§ **Assignment**
Write out the records that appear below, verbatim and complete, but without pictures.

§ **Exercise input**
● ● ● ● ● ● ●

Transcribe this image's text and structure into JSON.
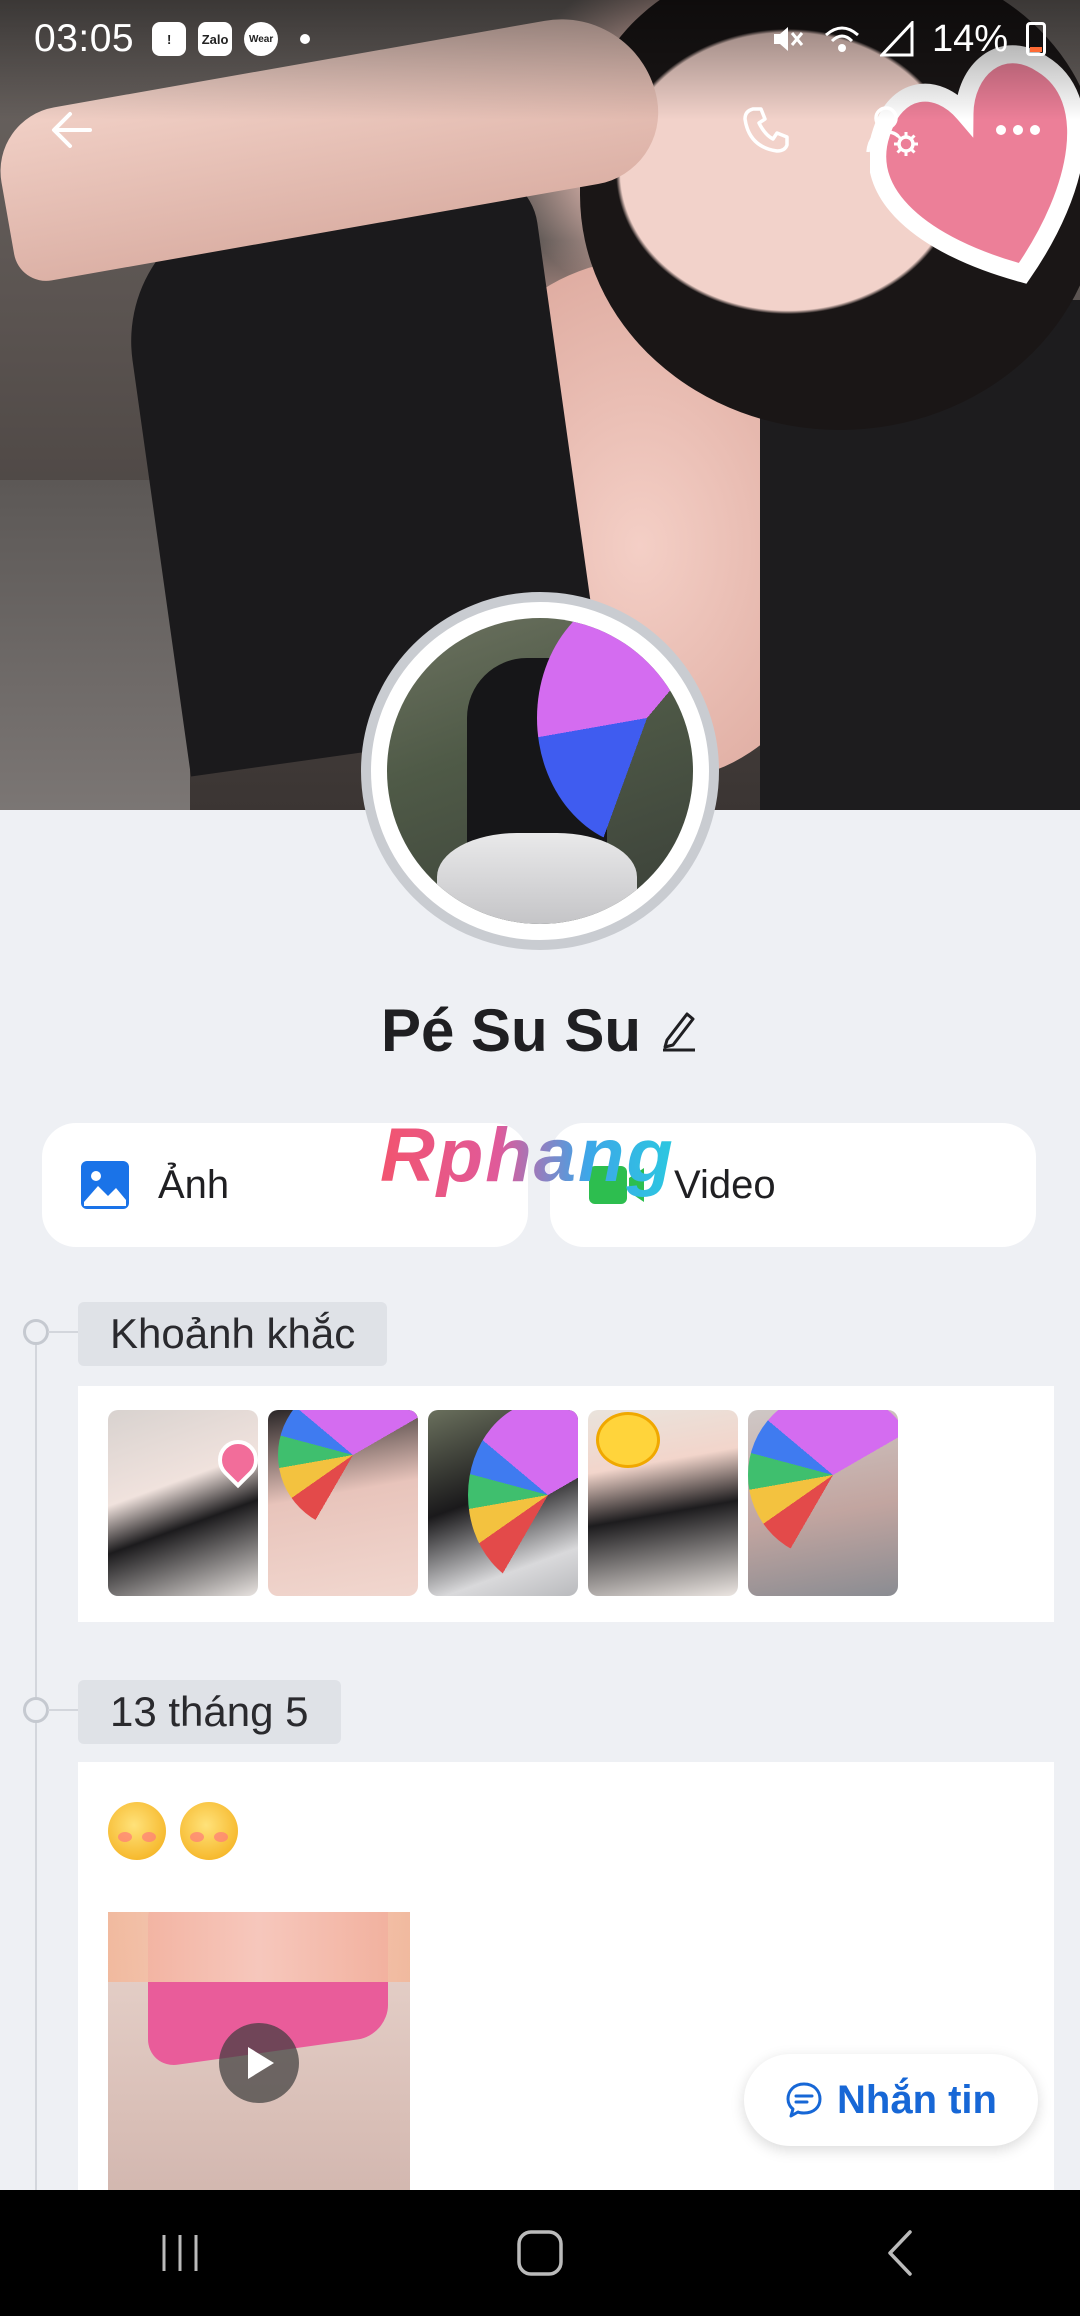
{
  "status_bar": {
    "time": "03:05",
    "notif_badges": [
      "!",
      "Zalo",
      "Wear"
    ],
    "battery": "14%"
  },
  "top_nav": {
    "back_icon": "arrow-left-icon",
    "call_icon": "phone-icon",
    "settings_icon": "user-settings-icon",
    "more_icon": "more-horizontal-icon"
  },
  "profile": {
    "name": "Pé Su Su",
    "edit_icon": "pencil-icon"
  },
  "media": {
    "photo_label": "Ảnh",
    "video_label": "Video",
    "photo_color": "#1a73e8",
    "video_color": "#2dbe4f"
  },
  "watermark": "Rphang",
  "moments": {
    "title": "Khoảnh khắc",
    "count": 5
  },
  "post": {
    "date": "13 tháng 5",
    "emojis": [
      "😘",
      "😘"
    ]
  },
  "message_button": {
    "label": "Nhắn tin",
    "color": "#1767d6"
  },
  "android_nav": [
    "recents-icon",
    "home-icon",
    "back-icon"
  ]
}
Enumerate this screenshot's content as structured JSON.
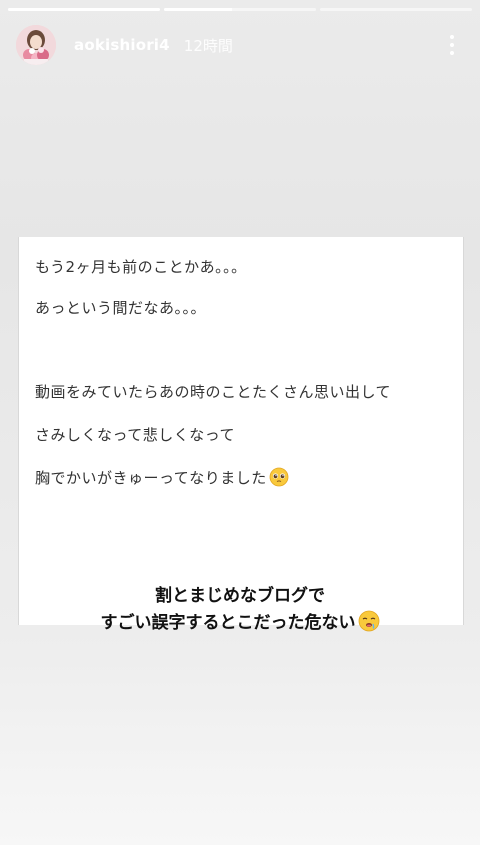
{
  "story": {
    "segments": [
      {
        "progress": 1.0
      },
      {
        "progress": 0.45
      },
      {
        "progress": 0.0
      }
    ],
    "user": {
      "username": "aokishiori4",
      "time_ago": "12時間"
    },
    "icons": {
      "more": "more-vertical-icon",
      "pleading_face": "pleading-face-emoji",
      "sweat_face": "drooling-face-emoji"
    },
    "post": {
      "lines": [
        "もう2ヶ月も前のことかあ。。。",
        "あっという間だなあ。。。",
        "動画をみていたらあの時のことたくさん思い出して",
        "さみしくなって悲しくなって",
        "胸でかいがきゅーってなりました"
      ]
    },
    "caption": {
      "line1": "割とまじめなブログで",
      "line2": "すごい誤字するとこだった危ない"
    },
    "colors": {
      "background": "#e9e9e9",
      "card": "#ffffff",
      "text": "#333333",
      "header_text": "#ffffff"
    }
  }
}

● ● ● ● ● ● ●

§ **Written solution**
Transcribe this image's text and structure into JSON.
{
  "status_bar": {
    "time": "03:05",
    "notif_badges": [
      "!",
      "Zalo",
      "Wear"
    ],
    "battery": "14%"
  },
  "top_nav": {
    "back_icon": "arrow-left-icon",
    "call_icon": "phone-icon",
    "settings_icon": "user-settings-icon",
    "more_icon": "more-horizontal-icon"
  },
  "profile": {
    "name": "Pé Su Su",
    "edit_icon": "pencil-icon"
  },
  "media": {
    "photo_label": "Ảnh",
    "video_label": "Video",
    "photo_color": "#1a73e8",
    "video_color": "#2dbe4f"
  },
  "watermark": "Rphang",
  "moments": {
    "title": "Khoảnh khắc",
    "count": 5
  },
  "post": {
    "date": "13 tháng 5",
    "emojis": [
      "😘",
      "😘"
    ]
  },
  "message_button": {
    "label": "Nhắn tin",
    "color": "#1767d6"
  },
  "android_nav": [
    "recents-icon",
    "home-icon",
    "back-icon"
  ]
}
Enumerate this screenshot's content as structured JSON.
{
  "story": {
    "segments": [
      {
        "progress": 1.0
      },
      {
        "progress": 0.45
      },
      {
        "progress": 0.0
      }
    ],
    "user": {
      "username": "aokishiori4",
      "time_ago": "12時間"
    },
    "icons": {
      "more": "more-vertical-icon",
      "pleading_face": "pleading-face-emoji",
      "sweat_face": "drooling-face-emoji"
    },
    "post": {
      "lines": [
        "もう2ヶ月も前のことかあ。。。",
        "あっという間だなあ。。。",
        "動画をみていたらあの時のことたくさん思い出して",
        "さみしくなって悲しくなって",
        "胸でかいがきゅーってなりました"
      ]
    },
    "caption": {
      "line1": "割とまじめなブログで",
      "line2": "すごい誤字するとこだった危ない"
    },
    "colors": {
      "background": "#e9e9e9",
      "card": "#ffffff",
      "text": "#333333",
      "header_text": "#ffffff"
    }
  }
}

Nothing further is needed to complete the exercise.